Data records.

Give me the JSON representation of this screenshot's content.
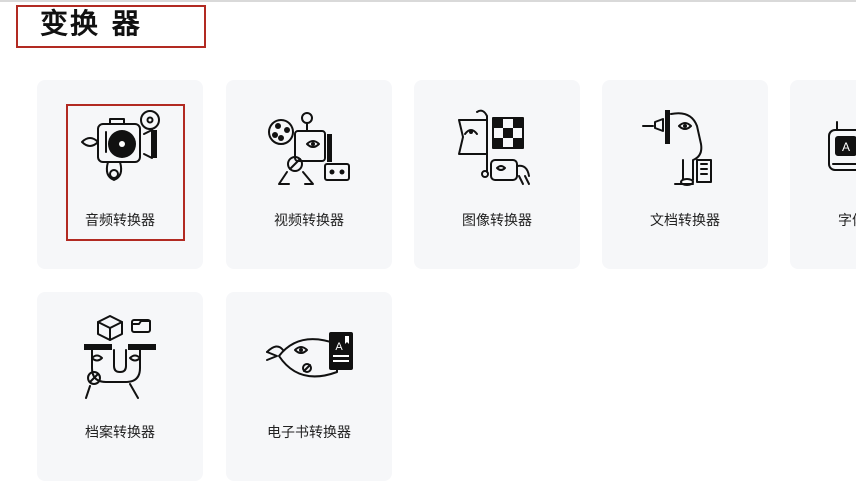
{
  "header": {
    "title": "变换 器"
  },
  "converters": [
    {
      "label": "音频转换器",
      "icon": "audio-converter-icon"
    },
    {
      "label": "视频转换器",
      "icon": "video-converter-icon"
    },
    {
      "label": "图像转换器",
      "icon": "image-converter-icon"
    },
    {
      "label": "文档转换器",
      "icon": "document-converter-icon"
    },
    {
      "label": "字体转换器",
      "icon": "font-converter-icon"
    },
    {
      "label": "档案转换器",
      "icon": "archive-converter-icon"
    },
    {
      "label": "电子书转换器",
      "icon": "ebook-converter-icon"
    }
  ],
  "colors": {
    "highlight_border": "#b22a22",
    "card_background": "#f6f7f9"
  }
}
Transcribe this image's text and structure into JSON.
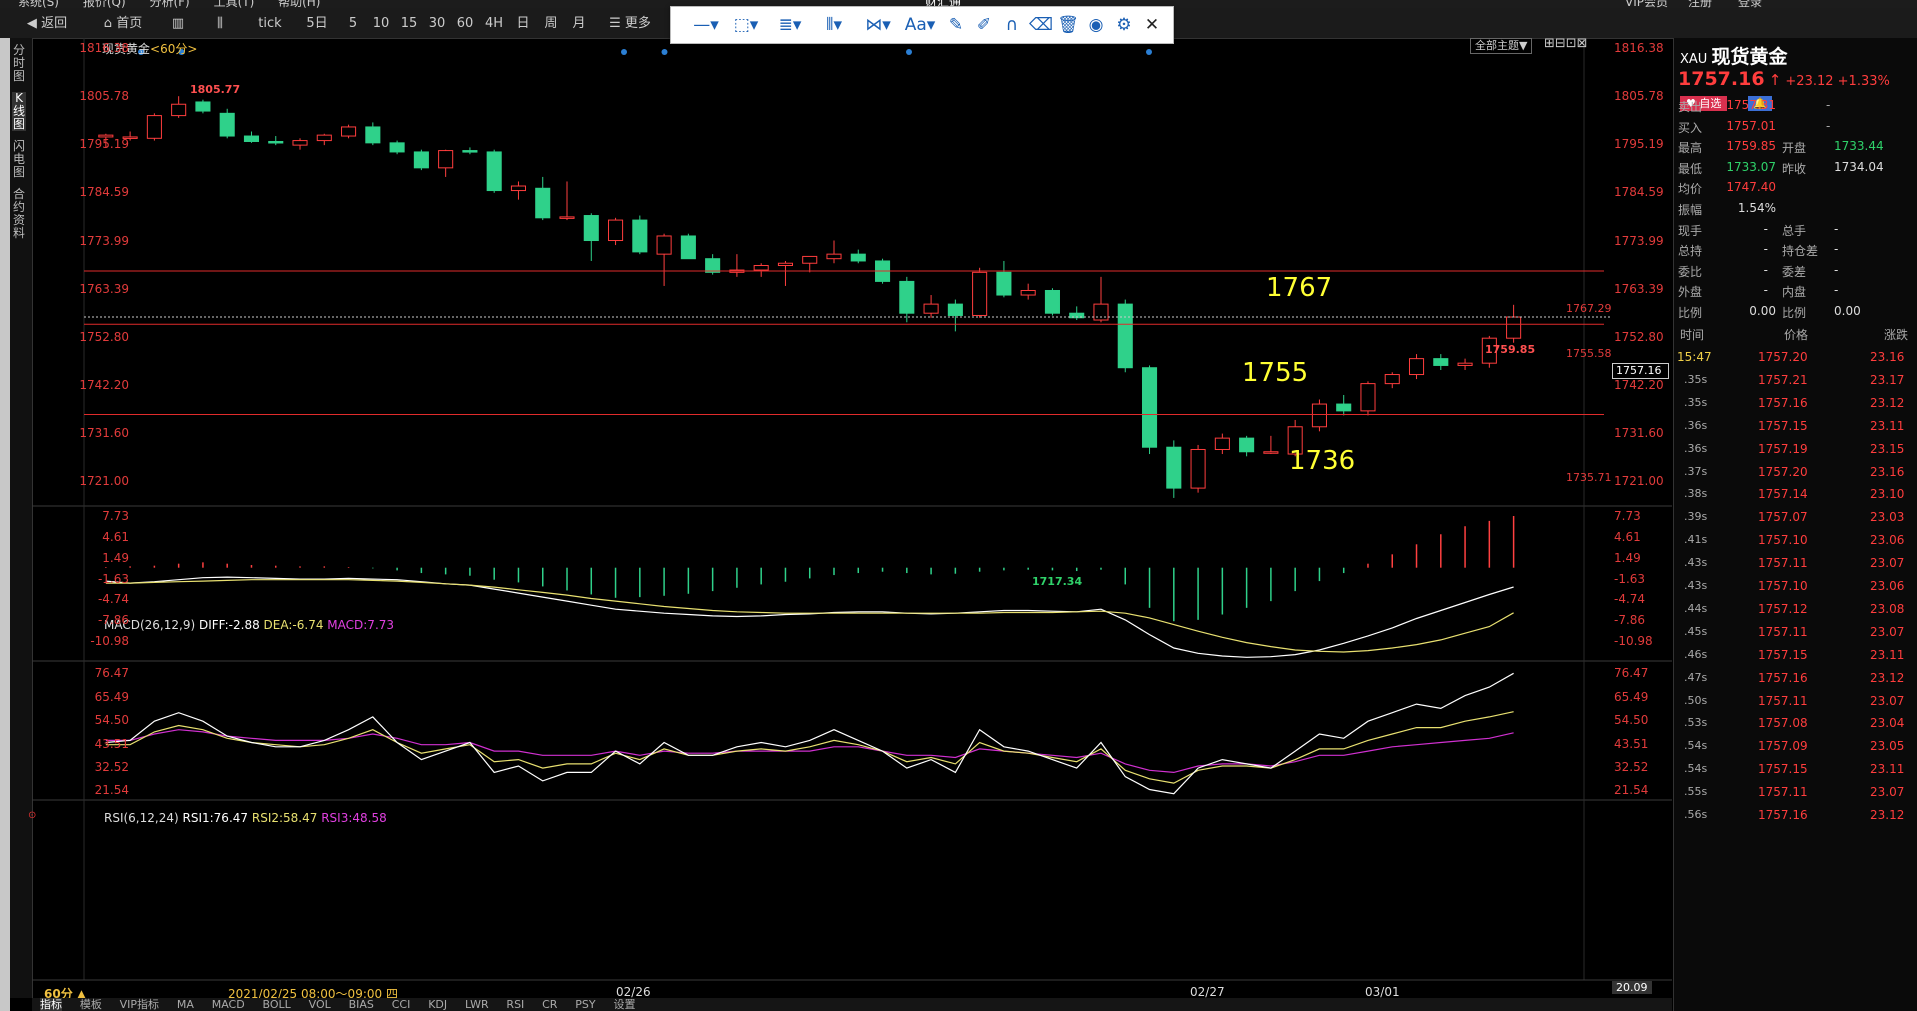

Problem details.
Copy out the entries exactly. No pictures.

Response.
Give me the JSON representation of this screenshot's content.
{
  "header": {
    "title": "变换 器"
  },
  "converters": [
    {
      "label": "音频转换器",
      "icon": "audio-converter-icon"
    },
    {
      "label": "视频转换器",
      "icon": "video-converter-icon"
    },
    {
      "label": "图像转换器",
      "icon": "image-converter-icon"
    },
    {
      "label": "文档转换器",
      "icon": "document-converter-icon"
    },
    {
      "label": "字体转换器",
      "icon": "font-converter-icon"
    },
    {
      "label": "档案转换器",
      "icon": "archive-converter-icon"
    },
    {
      "label": "电子书转换器",
      "icon": "ebook-converter-icon"
    }
  ],
  "colors": {
    "highlight_border": "#b22a22",
    "card_background": "#f6f7f9"
  }
}
Transcribe this image's text and structure into JSON.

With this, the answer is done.